:: WORK ORDER ::
Your answer is to be every line of the material that includes the string "para".

:: RECORDS ::
§

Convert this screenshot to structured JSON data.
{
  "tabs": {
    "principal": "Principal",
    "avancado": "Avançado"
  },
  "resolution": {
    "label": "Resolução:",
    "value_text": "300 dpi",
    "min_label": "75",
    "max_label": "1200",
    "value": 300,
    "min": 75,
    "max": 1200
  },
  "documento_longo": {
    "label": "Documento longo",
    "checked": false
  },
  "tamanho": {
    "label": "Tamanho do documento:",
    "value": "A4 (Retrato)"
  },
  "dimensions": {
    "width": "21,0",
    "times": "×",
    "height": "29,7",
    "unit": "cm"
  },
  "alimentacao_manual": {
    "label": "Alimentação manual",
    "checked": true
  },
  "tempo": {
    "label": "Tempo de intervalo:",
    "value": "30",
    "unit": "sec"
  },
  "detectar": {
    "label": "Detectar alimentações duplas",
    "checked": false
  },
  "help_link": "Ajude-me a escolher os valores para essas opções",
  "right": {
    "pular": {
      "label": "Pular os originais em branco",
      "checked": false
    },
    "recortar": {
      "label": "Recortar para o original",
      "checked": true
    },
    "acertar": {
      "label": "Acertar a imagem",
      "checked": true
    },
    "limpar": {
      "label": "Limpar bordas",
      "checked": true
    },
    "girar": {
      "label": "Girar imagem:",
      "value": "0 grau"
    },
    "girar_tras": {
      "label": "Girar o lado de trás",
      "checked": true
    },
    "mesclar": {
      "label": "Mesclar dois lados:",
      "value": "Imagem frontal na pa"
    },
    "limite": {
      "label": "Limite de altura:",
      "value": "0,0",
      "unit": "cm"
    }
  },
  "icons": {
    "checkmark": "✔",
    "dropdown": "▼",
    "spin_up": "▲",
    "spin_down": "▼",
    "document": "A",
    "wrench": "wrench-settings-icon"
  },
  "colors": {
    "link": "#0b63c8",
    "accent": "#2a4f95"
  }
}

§

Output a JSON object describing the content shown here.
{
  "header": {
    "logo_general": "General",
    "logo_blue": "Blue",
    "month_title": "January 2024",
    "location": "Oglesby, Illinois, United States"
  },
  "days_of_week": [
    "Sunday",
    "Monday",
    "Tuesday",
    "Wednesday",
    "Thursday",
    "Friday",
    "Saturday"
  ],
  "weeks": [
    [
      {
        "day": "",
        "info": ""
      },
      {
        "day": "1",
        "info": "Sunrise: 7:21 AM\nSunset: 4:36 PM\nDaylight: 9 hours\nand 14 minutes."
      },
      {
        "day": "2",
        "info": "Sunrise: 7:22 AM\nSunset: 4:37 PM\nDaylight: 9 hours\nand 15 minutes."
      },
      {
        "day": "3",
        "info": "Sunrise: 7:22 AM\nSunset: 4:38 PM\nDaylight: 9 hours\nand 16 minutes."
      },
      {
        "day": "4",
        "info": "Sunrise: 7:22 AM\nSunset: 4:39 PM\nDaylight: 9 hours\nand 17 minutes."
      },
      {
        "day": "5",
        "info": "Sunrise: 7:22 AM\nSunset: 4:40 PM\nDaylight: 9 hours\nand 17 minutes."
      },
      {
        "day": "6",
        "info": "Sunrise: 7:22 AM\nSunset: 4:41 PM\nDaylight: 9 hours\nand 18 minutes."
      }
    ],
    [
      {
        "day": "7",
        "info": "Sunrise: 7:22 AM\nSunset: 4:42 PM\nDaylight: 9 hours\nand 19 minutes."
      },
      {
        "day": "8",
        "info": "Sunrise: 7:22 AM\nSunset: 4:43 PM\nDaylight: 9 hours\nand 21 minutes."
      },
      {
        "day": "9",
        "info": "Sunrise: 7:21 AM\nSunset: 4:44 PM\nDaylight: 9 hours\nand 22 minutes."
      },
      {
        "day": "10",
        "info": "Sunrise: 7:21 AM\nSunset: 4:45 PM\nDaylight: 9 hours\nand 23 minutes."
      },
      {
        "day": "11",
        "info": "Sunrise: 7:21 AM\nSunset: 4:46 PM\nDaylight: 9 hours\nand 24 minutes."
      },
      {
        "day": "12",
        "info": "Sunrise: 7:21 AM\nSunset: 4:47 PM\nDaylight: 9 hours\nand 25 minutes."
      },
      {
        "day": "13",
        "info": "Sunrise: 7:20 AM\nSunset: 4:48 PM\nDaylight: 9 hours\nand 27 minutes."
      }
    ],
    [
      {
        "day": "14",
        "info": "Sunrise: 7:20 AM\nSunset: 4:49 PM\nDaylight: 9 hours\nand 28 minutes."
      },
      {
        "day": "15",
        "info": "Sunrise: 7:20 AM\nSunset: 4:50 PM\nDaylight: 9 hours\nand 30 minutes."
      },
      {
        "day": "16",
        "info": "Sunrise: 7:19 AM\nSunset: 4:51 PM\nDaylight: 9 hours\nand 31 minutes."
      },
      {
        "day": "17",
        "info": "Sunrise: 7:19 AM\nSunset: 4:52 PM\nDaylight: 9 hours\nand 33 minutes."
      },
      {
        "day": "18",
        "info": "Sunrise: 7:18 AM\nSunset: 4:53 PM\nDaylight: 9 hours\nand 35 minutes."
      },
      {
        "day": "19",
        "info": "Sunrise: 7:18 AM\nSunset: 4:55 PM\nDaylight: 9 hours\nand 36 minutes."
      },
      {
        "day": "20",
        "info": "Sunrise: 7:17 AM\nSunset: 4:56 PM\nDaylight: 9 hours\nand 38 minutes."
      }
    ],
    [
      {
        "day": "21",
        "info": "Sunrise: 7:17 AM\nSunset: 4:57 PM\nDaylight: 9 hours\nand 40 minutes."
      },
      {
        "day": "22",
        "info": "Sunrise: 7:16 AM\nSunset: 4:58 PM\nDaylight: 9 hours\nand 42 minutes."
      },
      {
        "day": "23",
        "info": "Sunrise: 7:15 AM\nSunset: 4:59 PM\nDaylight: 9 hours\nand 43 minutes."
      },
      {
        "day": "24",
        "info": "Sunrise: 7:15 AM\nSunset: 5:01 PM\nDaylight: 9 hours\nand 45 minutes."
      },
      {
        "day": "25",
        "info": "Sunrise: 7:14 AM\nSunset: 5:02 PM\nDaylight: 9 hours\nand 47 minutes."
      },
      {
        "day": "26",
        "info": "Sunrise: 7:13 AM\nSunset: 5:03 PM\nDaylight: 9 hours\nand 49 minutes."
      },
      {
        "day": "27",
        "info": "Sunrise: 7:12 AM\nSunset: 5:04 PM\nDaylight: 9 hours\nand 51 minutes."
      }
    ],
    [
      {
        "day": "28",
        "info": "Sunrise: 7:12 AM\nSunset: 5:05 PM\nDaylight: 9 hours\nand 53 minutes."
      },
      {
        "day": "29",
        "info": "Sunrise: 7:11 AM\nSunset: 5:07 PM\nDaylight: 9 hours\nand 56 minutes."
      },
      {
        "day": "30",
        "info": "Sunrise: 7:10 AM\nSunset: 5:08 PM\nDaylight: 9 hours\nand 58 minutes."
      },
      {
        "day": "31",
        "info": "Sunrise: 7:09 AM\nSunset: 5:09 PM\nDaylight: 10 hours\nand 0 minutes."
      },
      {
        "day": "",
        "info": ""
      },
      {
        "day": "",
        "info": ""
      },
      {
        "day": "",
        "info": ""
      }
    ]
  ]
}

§

:: EXPECTED OUTPUT ::
  "help_link": "Ajude-me a escolher os valores para essas opções",
      "label": "Recortar para o original",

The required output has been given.